June 18, 2024

Gabbing Geek

Your online community for all things geeky.

Comic Review: Redneck Volume 1

It's vampires hiding out in Texas in this Image Comics series.

Vampires in a somewhat rural Texas town.  And they’re the protagonists.

That’s probably all you need to know about the premise for the Image Comics series Redneck.  The first volume, subtitled Deep in the Heart is reviewed below.

The Bowman family lives on the outskirts of a small Texas town.  They own the local barbecue joint, but mostly keep to themselves during the day.  They more or less have to.  They’re vampires.  They live off the blood of their cows and sell the meat in town.  There’s the Landry family that knows about them and have been enemies since the time of the Alamo, but for the most part they keep their true nature a secret.

The problem comes when family patriarch’s three sons (vampires here can also reproduce biologically) go into town.  JV sends the series narrator, his adopted “brother” Bartlett, to bring the boys back before they do something bad.  Bartlett is a bit of a drunk, but he goes.  He finds the boys at a topless bar, and as they are confronting Father Landry, well, something happens.  Bartlett wakes up the next day to find JV angry.  Bartlett doesn’t remember what happened, but youngest son Slap, who wasn’t quite right in the head anyway, is hanging from a tree outside, burning in the sun.  He’s dead.

Vampires, we are told, don’t wear black as a sign or mourning.  They wear red.  From the blood of other people.

But what happened to Slap?  Bartlett can’t remember, and the only psychics in the family are a small girl JV wants to shield from everything and the monstrous old thing called “Grandpa” in the attic.  Slap’s brothers want to kill someone.  JV wants to keep hiding.  Bartlett just wants to know what happened.  But soon, it will have to come out:  there are vampires at the old Bowman place.
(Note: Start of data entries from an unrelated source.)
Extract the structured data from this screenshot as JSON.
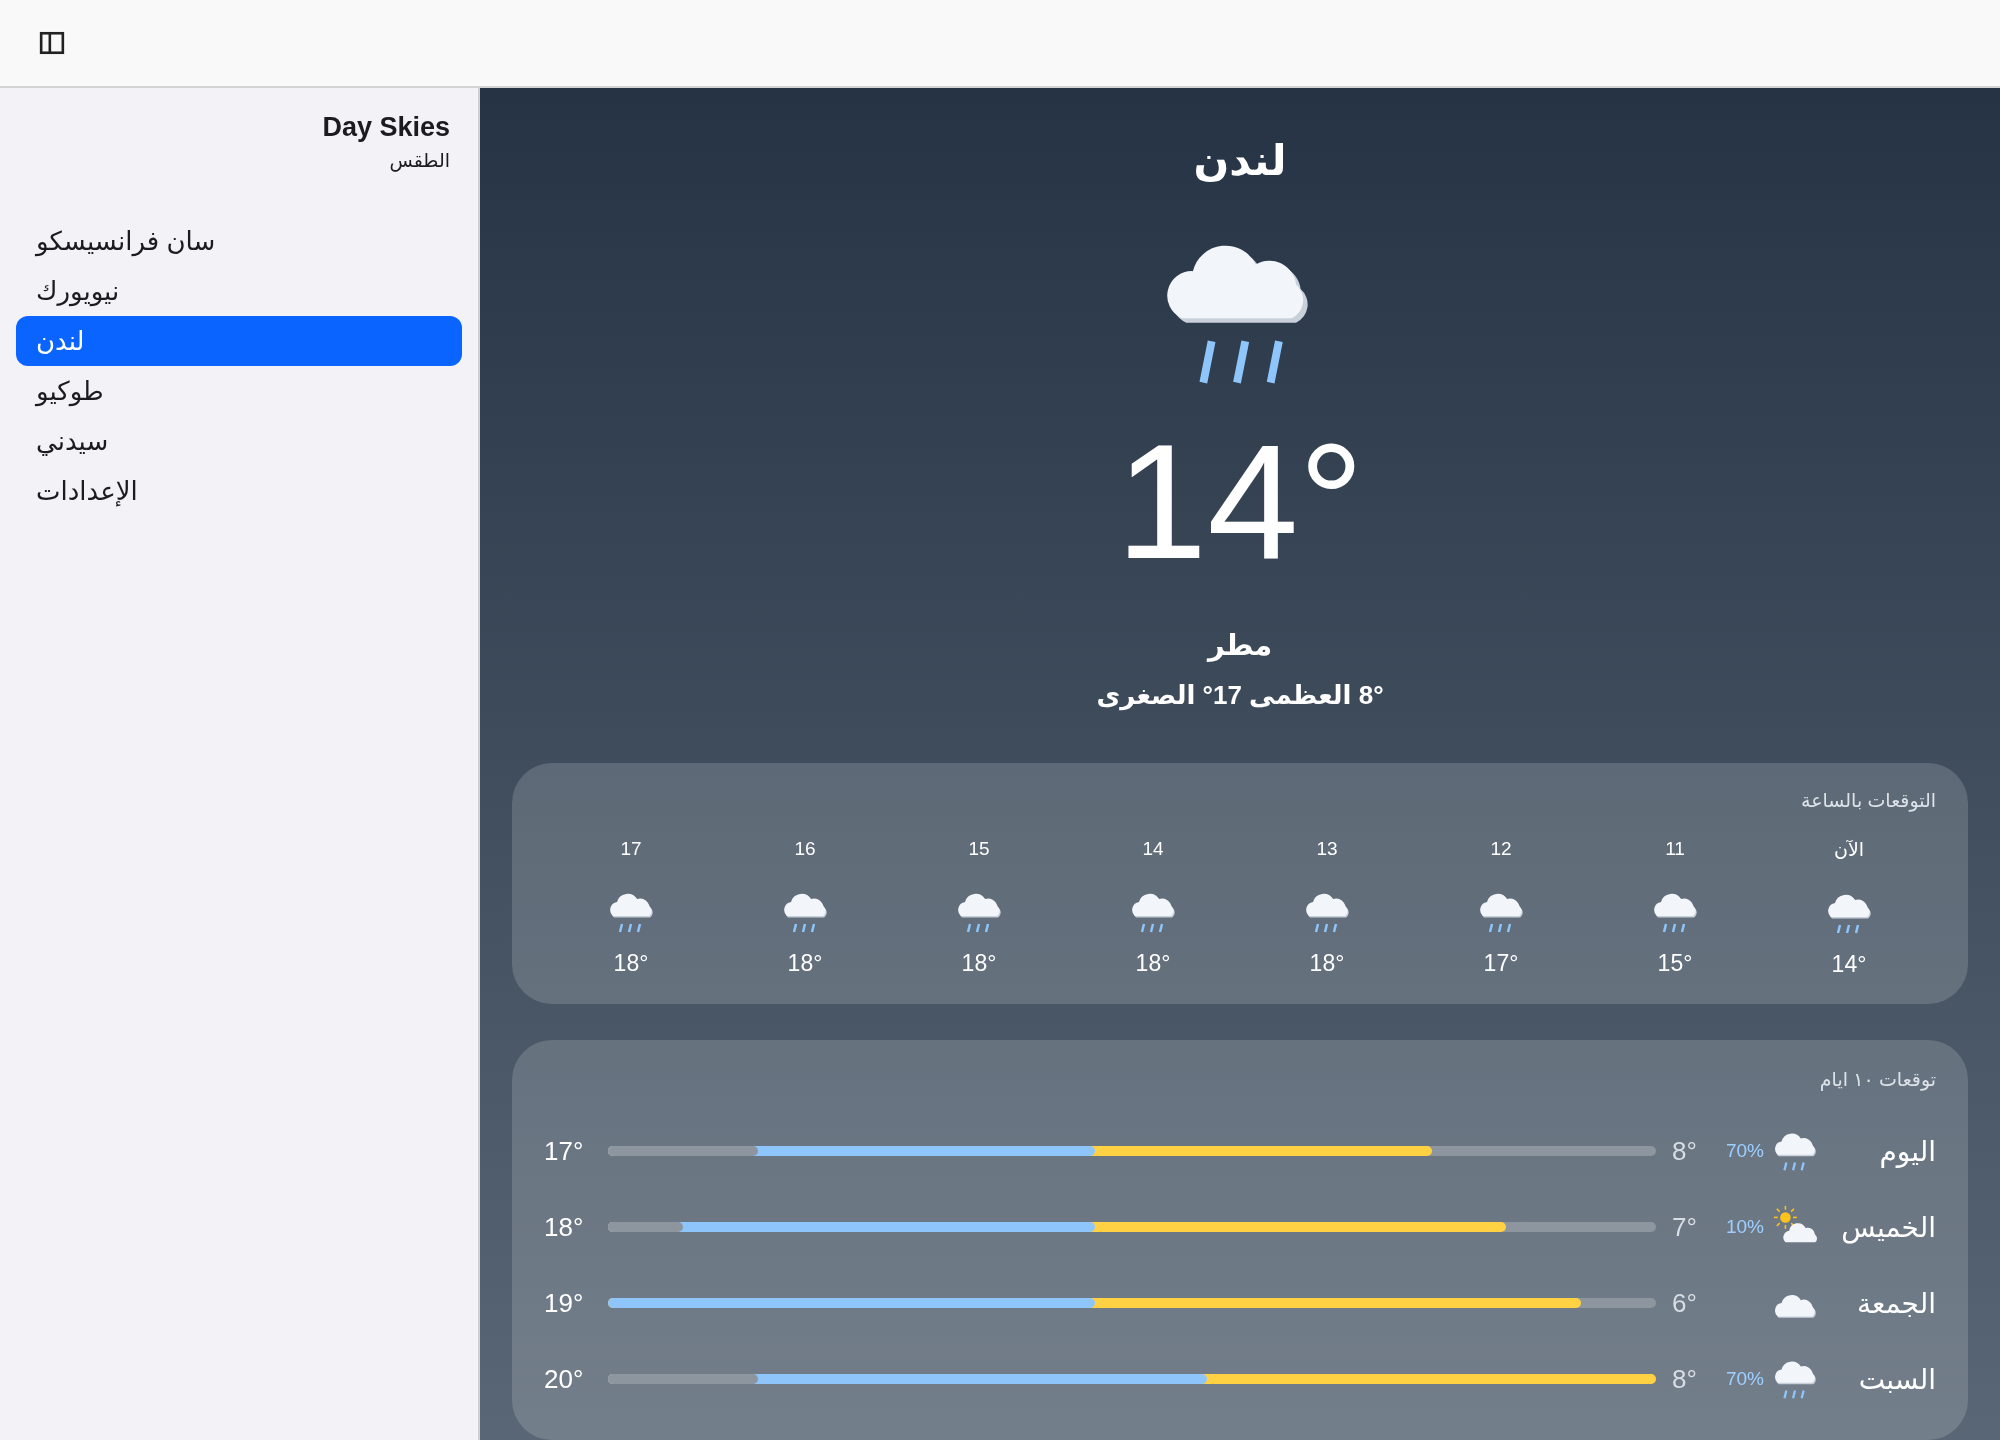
{
  "sidebar": {
    "title": "Day Skies",
    "subtitle": "الطقس",
    "items": [
      {
        "label": "سان فرانسيسكو",
        "selected": false
      },
      {
        "label": "نيويورك",
        "selected": false
      },
      {
        "label": "لندن",
        "selected": true
      },
      {
        "label": "طوكيو",
        "selected": false
      },
      {
        "label": "سيدني",
        "selected": false
      },
      {
        "label": "الإعدادات",
        "selected": false
      }
    ]
  },
  "current": {
    "city": "لندن",
    "kind": "rain",
    "temperature": "14°",
    "condition": "مطر",
    "high_low": "8° العظمى 17° الصغرى"
  },
  "hourly": {
    "title": "التوقعات بالساعة",
    "hours": [
      {
        "time": "الآن",
        "kind": "rain",
        "temp": "14°"
      },
      {
        "time": "11",
        "kind": "rain",
        "temp": "15°"
      },
      {
        "time": "12",
        "kind": "rain",
        "temp": "17°"
      },
      {
        "time": "13",
        "kind": "rain",
        "temp": "18°"
      },
      {
        "time": "14",
        "kind": "rain",
        "temp": "18°"
      },
      {
        "time": "15",
        "kind": "rain",
        "temp": "18°"
      },
      {
        "time": "16",
        "kind": "rain",
        "temp": "18°"
      },
      {
        "time": "17",
        "kind": "rain",
        "temp": "18°"
      }
    ]
  },
  "daily": {
    "title": "توقعات ١٠ ايام",
    "days": [
      {
        "day": "اليوم",
        "kind": "rain",
        "precip": "70%",
        "low": "8°",
        "high": "17°",
        "warm_fill": {
          "level": 0.786
        },
        "cool_fill": {
          "level": 0.465
        },
        "gap_fill": {
          "level": 0.143
        }
      },
      {
        "day": "الخميس",
        "kind": "partly-sunny",
        "precip": "10%",
        "low": "7°",
        "high": "18°",
        "warm_fill": {
          "level": 0.857
        },
        "cool_fill": {
          "level": 0.465
        },
        "gap_fill": {
          "level": 0.072
        }
      },
      {
        "day": "الجمعة",
        "kind": "cloudy",
        "low": "6°",
        "high": "19°",
        "warm_fill": {
          "level": 0.928
        },
        "cool_fill": {
          "level": 0.465
        }
      },
      {
        "day": "السبت",
        "kind": "rain",
        "precip": "70%",
        "low": "8°",
        "high": "20°",
        "warm_fill": {
          "level": 1.0
        },
        "cool_fill": {
          "level": 0.572
        },
        "gap_fill": {
          "level": 0.143
        }
      }
    ]
  }
}
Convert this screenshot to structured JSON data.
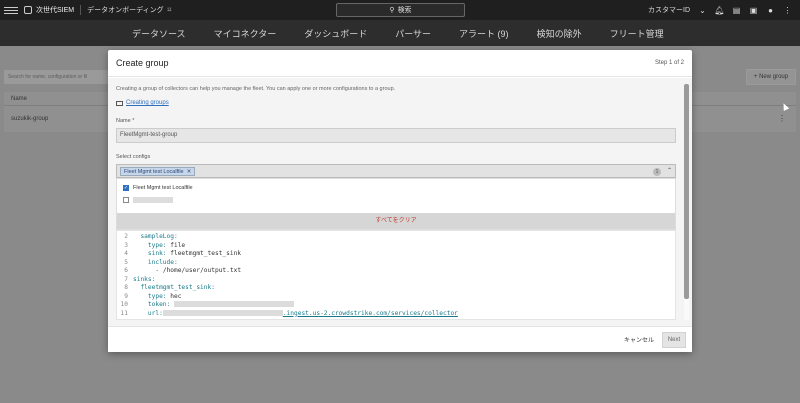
{
  "topbar": {
    "brand": "次世代SIEM",
    "breadcrumb": "データオンボーディング",
    "search_label": "検索",
    "customer": "カスタマーID"
  },
  "nav": {
    "items": [
      "データソース",
      "マイコネクター",
      "ダッシュボード",
      "パーサー",
      "アラート (9)",
      "検知の除外",
      "フリート管理"
    ]
  },
  "page": {
    "search_placeholder": "Search for name, configuration or fil",
    "new_group_label": "+ New group",
    "table_header": "Name",
    "rows": [
      "suzukik-group"
    ]
  },
  "modal": {
    "title": "Create group",
    "step": "Step 1 of 2",
    "description": "Creating a group of collectors can help you manage the fleet. You can apply one or more configurations to a group.",
    "link": "Creating groups",
    "name_label": "Name *",
    "name_value": "FleetMgmt-test-group",
    "select_label": "Select configs",
    "selected_chip": "Fleet Mgmt test Localfile",
    "selected_count": "1",
    "options": [
      {
        "label": "Fleet Mgmt test Localfile",
        "checked": true
      }
    ],
    "clear_all": "すべてをクリア",
    "code": {
      "lines": [
        {
          "n": "2",
          "k": "  sampleLog:",
          "v": ""
        },
        {
          "n": "3",
          "k": "    type:",
          "v": " file"
        },
        {
          "n": "4",
          "k": "    sink:",
          "v": " fleetmgmt_test_sink"
        },
        {
          "n": "5",
          "k": "    include:",
          "v": ""
        },
        {
          "n": "6",
          "k": "      - ",
          "v": "/home/user/output.txt"
        },
        {
          "n": "7",
          "k": "sinks:",
          "v": ""
        },
        {
          "n": "8",
          "k": "  fleetmgmt_test_sink:",
          "v": ""
        },
        {
          "n": "9",
          "k": "    type:",
          "v": " hec"
        },
        {
          "n": "10",
          "k": "    token:",
          "v": ""
        },
        {
          "n": "11",
          "k": "    url:",
          "v": " https://"
        }
      ],
      "url_suffix": ".ingest.us-2.crowdstrike.com/services/collector"
    },
    "cancel": "キャンセル",
    "next": "Next"
  }
}
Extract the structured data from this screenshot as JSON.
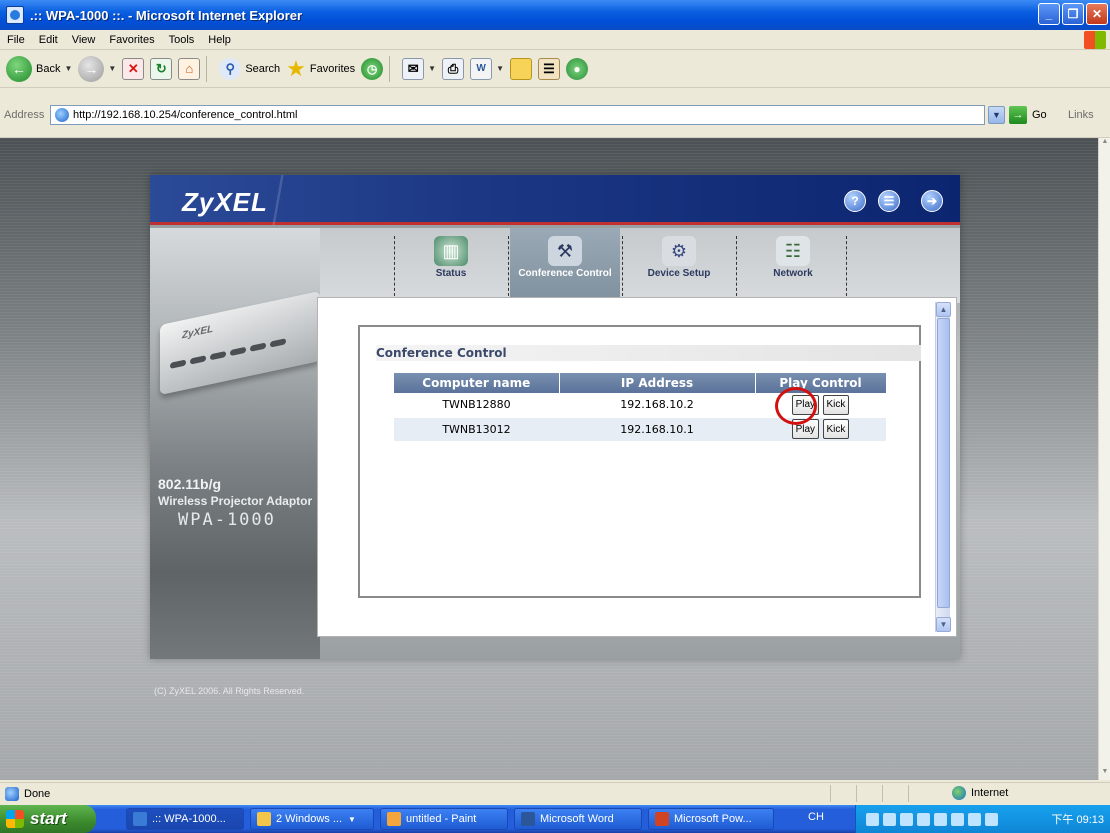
{
  "window": {
    "title": ".:: WPA-1000 ::. - Microsoft Internet Explorer",
    "buttons": [
      "_",
      "❐",
      "✕"
    ]
  },
  "menu": [
    "File",
    "Edit",
    "View",
    "Favorites",
    "Tools",
    "Help"
  ],
  "toolbar": {
    "back_label": "Back",
    "search_label": "Search",
    "favorites_label": "Favorites"
  },
  "address": {
    "label": "Address",
    "url": "http://192.168.10.254/conference_control.html",
    "go_label": "Go",
    "links_label": "Links"
  },
  "zyxel": {
    "logo": "ZyXEL",
    "device_brand": "ZyXEL",
    "product_line1": "802.11b/g",
    "product_line2": "Wireless Projector Adaptor",
    "product_model": "WPA-1000",
    "copyright": "(C) ZyXEL 2006. All Rights Reserved.",
    "header_icons": [
      "help-icon",
      "notes-icon",
      "logout-icon"
    ],
    "nav": [
      {
        "label": "Status",
        "icon": "status-icon"
      },
      {
        "label": "Conference Control",
        "icon": "conference-control-icon",
        "active": true
      },
      {
        "label": "Device Setup",
        "icon": "device-setup-icon"
      },
      {
        "label": "Network",
        "icon": "network-icon"
      }
    ]
  },
  "conference": {
    "title": "Conference Control",
    "headers": [
      "Computer name",
      "IP Address",
      "Play Control"
    ],
    "rows": [
      {
        "computer": "TWNB12880",
        "ip": "192.168.10.2",
        "play": "Play",
        "kick": "Kick"
      },
      {
        "computer": "TWNB13012",
        "ip": "192.168.10.1",
        "play": "Play",
        "kick": "Kick"
      }
    ]
  },
  "status": {
    "text": "Done",
    "zone": "Internet"
  },
  "taskbar": {
    "start": "start",
    "tasks": [
      {
        "label": ".:: WPA-1000...",
        "color": "#3a7bd5"
      },
      {
        "label": "2 Windows ...",
        "color": "#f3c64a"
      },
      {
        "label": "untitled - Paint",
        "color": "#f4a53b"
      },
      {
        "label": "Microsoft Word",
        "color": "#2b579a"
      },
      {
        "label": "Microsoft Pow...",
        "color": "#d04423"
      }
    ],
    "lang": "CH",
    "clock": "下午 09:13"
  }
}
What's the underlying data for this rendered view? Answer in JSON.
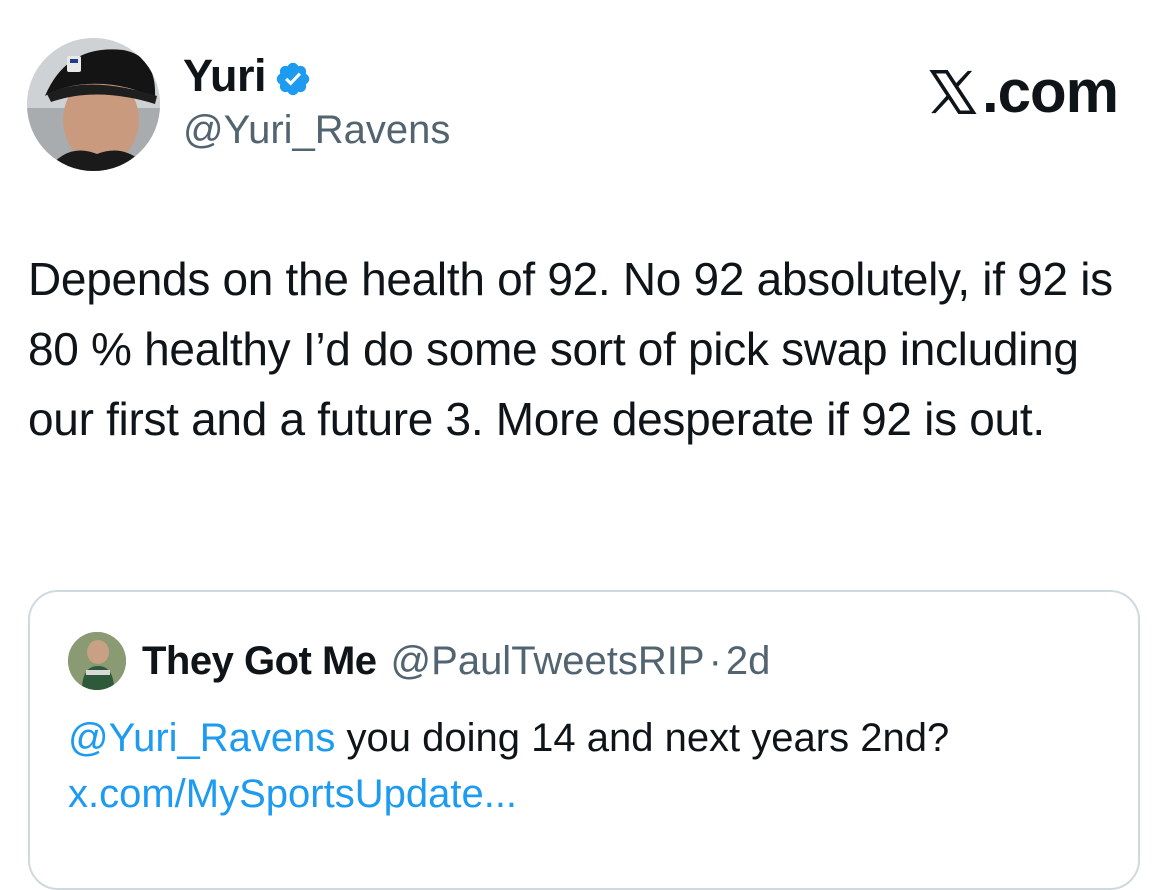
{
  "author": {
    "display_name": "Yuri",
    "handle": "@Yuri_Ravens",
    "verified_icon": "verified-badge-icon",
    "verified_color": "#1d9bf0"
  },
  "brand": {
    "label": ".com",
    "logo_icon": "x-logo-icon"
  },
  "tweet": {
    "text": "Depends on the health of 92. No 92 absolutely, if 92 is 80 % healthy I’d do some sort of pick swap including our first and a future 3. More desperate if 92 is out."
  },
  "quote": {
    "display_name": "They Got Me",
    "handle": "@PaulTweetsRIP",
    "separator": "·",
    "time": "2d",
    "mention": "@Yuri_Ravens",
    "text": " you doing 14 and next years 2nd?",
    "link": "x.com/MySportsUpdate..."
  },
  "colors": {
    "text": "#0f1419",
    "secondary": "#536471",
    "accent": "#1d9bf0",
    "border": "#cfd9de"
  }
}
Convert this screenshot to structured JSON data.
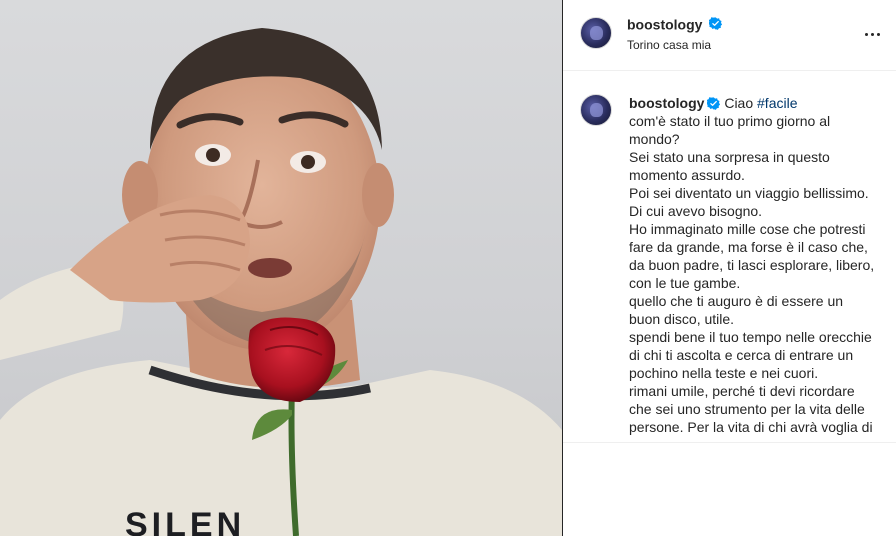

Writer Donny Cates has an interesting set-up here, and he plays around a bit with the vampire mythology.  Artist Lisandro Estherren gives the book a distinct look, both horrifying and rustic as needed, and there’s some humor to be found, like how a mosquito that bit Bartlett bursts into flames as soon as it hits the sunlight.  Something pushed the Bowmans front and center.  Now they have to hide or fight.  Eight out of ten silent guys named Evil.